How Automatic Renewal Could Cost Obamacare Enrollees
Last month I wrote that as the Obamacare open-enrollment period for 2015 approaches, the administration “faces a double-edged sword: Making reenrollment easier could result in premium increases for many individuals, particularly because the most widely subscribed plans have proposed significant rate hikes.” Two developments last Thursday appear to confirm that analysis.
First, the administration released proposed regulations regarding reenrollment for 2015. As some expected, the regulations confirmed that insurance exchanges would reenroll individuals in their existing plans if enrollees remain eligible for qualified health plans through the exchange and the plan in which they were enrolled remains available for renewal.
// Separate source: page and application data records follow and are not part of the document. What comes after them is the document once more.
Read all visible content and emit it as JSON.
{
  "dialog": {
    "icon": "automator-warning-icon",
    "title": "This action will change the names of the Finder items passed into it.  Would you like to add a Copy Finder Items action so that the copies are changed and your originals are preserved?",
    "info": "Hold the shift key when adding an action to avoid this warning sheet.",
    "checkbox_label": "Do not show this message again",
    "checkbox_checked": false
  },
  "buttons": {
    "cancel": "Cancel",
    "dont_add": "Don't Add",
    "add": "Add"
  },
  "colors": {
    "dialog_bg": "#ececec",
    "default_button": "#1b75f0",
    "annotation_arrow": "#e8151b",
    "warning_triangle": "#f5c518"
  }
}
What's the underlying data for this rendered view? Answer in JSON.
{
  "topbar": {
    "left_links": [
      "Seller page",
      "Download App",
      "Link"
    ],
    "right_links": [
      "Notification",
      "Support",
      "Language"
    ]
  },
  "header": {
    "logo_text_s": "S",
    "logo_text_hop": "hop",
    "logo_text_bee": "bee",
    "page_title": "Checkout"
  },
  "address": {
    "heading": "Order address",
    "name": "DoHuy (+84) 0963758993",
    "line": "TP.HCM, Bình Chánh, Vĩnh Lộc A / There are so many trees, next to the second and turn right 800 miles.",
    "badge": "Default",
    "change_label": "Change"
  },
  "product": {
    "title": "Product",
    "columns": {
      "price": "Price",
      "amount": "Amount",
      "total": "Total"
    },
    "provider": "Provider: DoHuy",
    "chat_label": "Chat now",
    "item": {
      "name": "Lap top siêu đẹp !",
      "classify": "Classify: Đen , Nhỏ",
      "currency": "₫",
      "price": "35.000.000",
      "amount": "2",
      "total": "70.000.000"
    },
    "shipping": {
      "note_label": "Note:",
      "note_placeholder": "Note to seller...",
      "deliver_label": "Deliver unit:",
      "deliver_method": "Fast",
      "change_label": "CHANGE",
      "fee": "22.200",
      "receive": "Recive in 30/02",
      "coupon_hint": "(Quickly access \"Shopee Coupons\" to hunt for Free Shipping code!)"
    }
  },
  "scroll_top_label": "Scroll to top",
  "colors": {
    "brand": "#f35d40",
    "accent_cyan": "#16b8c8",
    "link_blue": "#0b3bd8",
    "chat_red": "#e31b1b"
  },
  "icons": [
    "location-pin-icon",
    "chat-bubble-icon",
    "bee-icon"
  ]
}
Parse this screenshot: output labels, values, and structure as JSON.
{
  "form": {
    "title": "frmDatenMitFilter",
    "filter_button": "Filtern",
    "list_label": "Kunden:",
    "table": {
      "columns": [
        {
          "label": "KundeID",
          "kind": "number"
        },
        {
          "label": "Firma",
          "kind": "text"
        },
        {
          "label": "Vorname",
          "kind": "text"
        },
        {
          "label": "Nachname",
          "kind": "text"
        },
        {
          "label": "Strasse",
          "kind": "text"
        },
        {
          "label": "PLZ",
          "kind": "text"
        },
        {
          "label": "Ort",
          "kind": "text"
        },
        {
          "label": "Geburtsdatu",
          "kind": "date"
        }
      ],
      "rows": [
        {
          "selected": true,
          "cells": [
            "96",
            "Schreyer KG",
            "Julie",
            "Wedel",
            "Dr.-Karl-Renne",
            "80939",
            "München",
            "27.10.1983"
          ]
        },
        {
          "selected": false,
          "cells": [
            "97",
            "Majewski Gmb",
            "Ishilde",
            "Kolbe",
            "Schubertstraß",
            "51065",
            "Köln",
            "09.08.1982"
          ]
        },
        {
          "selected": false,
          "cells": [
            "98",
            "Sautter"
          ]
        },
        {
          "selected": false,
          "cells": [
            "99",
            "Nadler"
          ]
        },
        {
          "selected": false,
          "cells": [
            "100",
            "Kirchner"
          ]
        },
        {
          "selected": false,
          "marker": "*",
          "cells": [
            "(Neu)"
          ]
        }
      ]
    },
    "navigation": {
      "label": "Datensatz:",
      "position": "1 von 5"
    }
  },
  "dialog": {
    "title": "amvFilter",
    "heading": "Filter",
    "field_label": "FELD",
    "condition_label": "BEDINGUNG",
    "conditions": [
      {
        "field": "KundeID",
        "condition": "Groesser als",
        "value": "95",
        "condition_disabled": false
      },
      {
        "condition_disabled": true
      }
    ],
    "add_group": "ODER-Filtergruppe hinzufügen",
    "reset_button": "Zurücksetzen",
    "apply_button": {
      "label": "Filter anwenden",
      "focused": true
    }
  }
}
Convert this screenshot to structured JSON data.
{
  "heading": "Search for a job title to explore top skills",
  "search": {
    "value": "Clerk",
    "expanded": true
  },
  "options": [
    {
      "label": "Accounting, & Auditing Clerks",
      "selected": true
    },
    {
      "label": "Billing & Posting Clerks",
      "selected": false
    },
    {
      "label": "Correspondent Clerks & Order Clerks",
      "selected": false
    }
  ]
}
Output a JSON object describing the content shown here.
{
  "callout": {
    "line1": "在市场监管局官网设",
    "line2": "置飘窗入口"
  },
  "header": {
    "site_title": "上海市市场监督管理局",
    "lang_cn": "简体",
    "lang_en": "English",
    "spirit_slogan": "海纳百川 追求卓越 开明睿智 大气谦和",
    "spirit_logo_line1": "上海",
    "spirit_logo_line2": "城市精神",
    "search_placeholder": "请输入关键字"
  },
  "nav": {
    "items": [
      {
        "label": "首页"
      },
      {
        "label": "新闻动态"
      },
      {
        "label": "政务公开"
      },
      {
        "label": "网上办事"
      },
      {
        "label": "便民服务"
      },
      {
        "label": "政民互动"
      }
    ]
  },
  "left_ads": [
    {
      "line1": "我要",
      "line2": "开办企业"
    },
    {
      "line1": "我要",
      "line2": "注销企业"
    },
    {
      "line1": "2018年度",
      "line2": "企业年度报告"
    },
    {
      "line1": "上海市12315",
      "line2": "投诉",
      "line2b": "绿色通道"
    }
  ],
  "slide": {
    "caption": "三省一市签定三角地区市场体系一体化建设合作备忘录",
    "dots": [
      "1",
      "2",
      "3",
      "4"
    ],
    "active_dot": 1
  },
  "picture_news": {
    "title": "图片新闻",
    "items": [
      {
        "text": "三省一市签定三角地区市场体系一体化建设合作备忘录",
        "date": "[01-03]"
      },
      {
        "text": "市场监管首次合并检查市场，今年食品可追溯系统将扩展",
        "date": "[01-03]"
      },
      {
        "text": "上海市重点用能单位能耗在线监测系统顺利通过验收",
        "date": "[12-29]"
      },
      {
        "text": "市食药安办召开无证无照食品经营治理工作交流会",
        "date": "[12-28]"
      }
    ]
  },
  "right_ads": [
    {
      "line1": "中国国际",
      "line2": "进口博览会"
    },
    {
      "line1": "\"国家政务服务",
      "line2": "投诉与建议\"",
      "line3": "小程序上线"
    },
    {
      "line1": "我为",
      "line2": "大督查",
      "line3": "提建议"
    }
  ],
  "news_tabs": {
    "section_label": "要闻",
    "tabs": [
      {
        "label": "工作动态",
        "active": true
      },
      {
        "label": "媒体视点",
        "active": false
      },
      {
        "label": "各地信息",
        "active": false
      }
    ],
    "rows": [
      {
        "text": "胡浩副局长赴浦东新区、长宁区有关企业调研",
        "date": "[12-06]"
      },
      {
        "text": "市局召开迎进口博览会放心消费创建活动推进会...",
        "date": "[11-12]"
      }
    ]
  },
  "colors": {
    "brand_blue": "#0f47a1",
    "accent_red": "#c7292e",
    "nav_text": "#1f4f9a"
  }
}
The same day, consultants at Avalere Health released an analysis showing that most low-cost plans have proposed sizable rate increases for 2015. In seven of the nine states Avalere analyzed, the lowest-cost “silver” plan would change; in six of the nine states, the second-lowest-cost silver plan would change.
These pricing changes have special importance: Federal insurance subsidies are tied to the price of the second-lowest-cost silver plan. Enrollees in plans with premiums greater than that benchmark stand to pay the full difference in premiums–without additional federal subsidies. The Avalere analysis demonstrates how costly such a decision could be. One hypothetical enrollee in Maryland would see her out-of-pocket premiums rise from $58 per month to $94, a 62 percent increase. In this instance, $32 of the $36 monthly premium increase stems from staying in a plan more costly than Maryland’s benchmark premium.
The administration no doubt views auto-enrollment as a way to minimize what even a supporter of the health-care law called the “massive technological challenge” associated with redetermining eligibility. But as The Wall Street Journal reported two weeks ago, the lowest-cost plans for 2014 have recorded some of the highest enrollments this year—and have proposed large increases for 2015. Unless millions of individuals switch plans, they could be in for some nasty spikes in their out-of-pocket premium costs come Jan. 1.
This post was originally published at the Wall Street Journal Think Tank blog.